in New Package PseudoArcLengthContinuation. I don’t want to hijack the package announcement topic of @rveltz’s awesome package PseudoArcLengthContinuation.jl. So I’m opening a new topic.


Here is a toy example showing that you can take derivative w.r.t a “deep location” in a nested Julia object.

using Setfield
using Parameters
import ForwardDiff

xyz = (x = 1.0, y = 1.0, z = 1.0)
pair = (xyz, (x = -1.0, y = -1.0, z = -1.0))

function f(xyz)
    @unpack x, y, z = xyz
    return x^2 + y^2 + z^2
end

function g(pair)
    a, b = pair
    return f((x = a.x - b.x,
              y = a.y - b.y,
              z = a.z - b.z))
end

# Basic lens usage:
lens_x = @lens _.x
lens_1 = @lens _[1]
lens_2 = @lens _[2]

@assert pair[1].x ==
    get(pair, @lens _[1].x) ==
    get(pair, lens_1 ∘ lens_x)

@assert set(pair, lens_1 ∘ lens_x, "new value") ==
    ((x = "new value", y = 1.0, z = 1.0), pair[2])

# We can take a derivative w.r.t. a lens:
derivative(f, at, wrt::Lens) =
    ForwardDiff.derivative(
        (x) -> f(set(at, wrt, x)),
        get(at, wrt))

@assert derivative(f, xyz, lens_x) ≈ 2
@assert derivative(f, (@set xyz.x = 2.0), lens_x) ≈ 4

@assert derivative(g, pair, lens_1 ∘ lens_x) ≈ 4
@assert derivative(g, pair, lens_2 ∘ lens_x) ≈ -4

The last examples show that we can take derivative w.r.t. a nested value.
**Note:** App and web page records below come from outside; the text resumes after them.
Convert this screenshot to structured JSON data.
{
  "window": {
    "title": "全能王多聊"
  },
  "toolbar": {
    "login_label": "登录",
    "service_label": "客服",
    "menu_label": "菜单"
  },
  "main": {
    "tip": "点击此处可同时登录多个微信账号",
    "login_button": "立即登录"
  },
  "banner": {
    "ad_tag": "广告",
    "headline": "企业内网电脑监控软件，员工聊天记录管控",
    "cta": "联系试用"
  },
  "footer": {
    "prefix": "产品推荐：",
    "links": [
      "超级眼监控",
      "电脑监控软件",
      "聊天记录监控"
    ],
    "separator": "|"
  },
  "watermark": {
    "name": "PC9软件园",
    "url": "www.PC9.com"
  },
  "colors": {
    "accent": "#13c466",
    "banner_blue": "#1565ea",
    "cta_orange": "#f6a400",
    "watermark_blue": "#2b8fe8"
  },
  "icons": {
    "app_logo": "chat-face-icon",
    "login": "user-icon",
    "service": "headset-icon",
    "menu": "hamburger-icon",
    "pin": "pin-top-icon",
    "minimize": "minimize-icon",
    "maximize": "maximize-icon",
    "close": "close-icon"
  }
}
They also show that how to specify the “location” of the nested value can be composed, like lens_1 ∘ lens_x.

Some detail: I said “virtually any Julia object” but actually that was exaggeration (sorry). The locations specified by the lenses have to be able to change the corresponding type parameter for this to work. This is because you need to temporary store Dual instead of (say) Float64. Also, in terms of performance, those objects probably have to be immutable to avoid heap allocation.
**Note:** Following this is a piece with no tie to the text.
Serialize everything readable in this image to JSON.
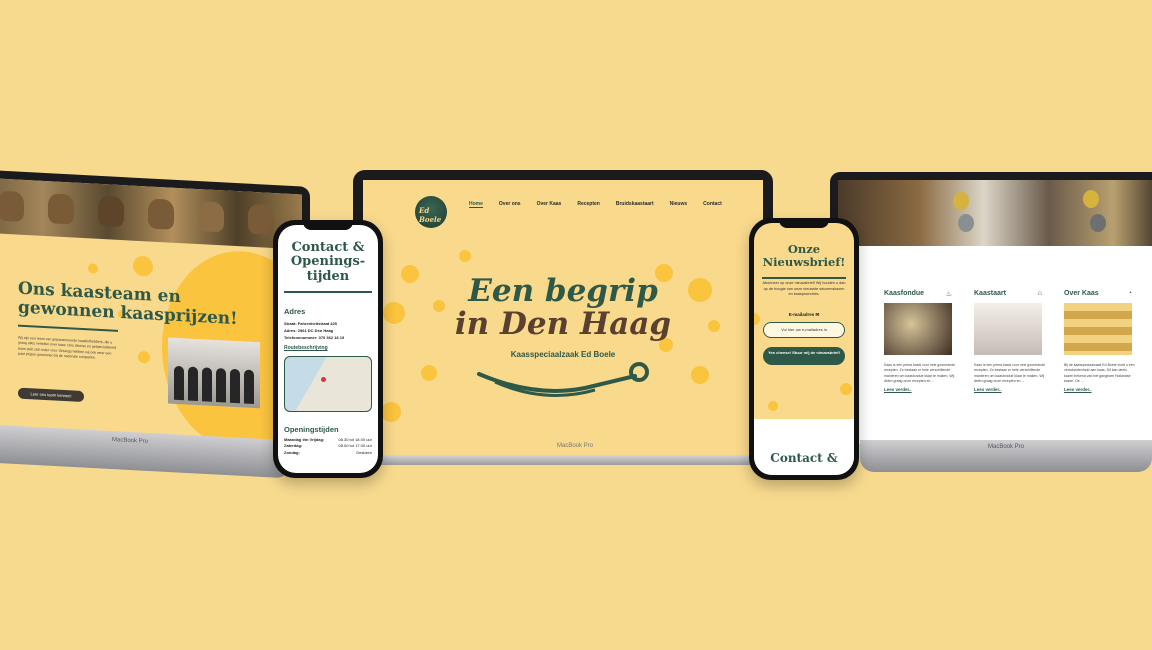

Now imagine that you have some ODEs and also a composite one which couples them in some way (omitting type parameters):

struct ModelA
    alpha
    beta
    ...
end

struct ModelB
    ...
end

struct CoupledModel
    A::ModelA
    B::ModelB
end

Then you can specify the bifurcation parameter for ModelA like @lens _.alpha and for CoupledModel like @lens _.A.alpha. Functions working with CoupledModel can also be blind to what bifurcation parameter (axis) is used for ModelA. It can receive @lens _.alpha or @lens _.beta and then just post-compose it with @lens _.A.

There are likely other ways to do similar things. But I find that lens from Setfield.jl provides a very elegant way to express bifurcation parameter (or in general the “axes” along which you want to change something or compute the derivative).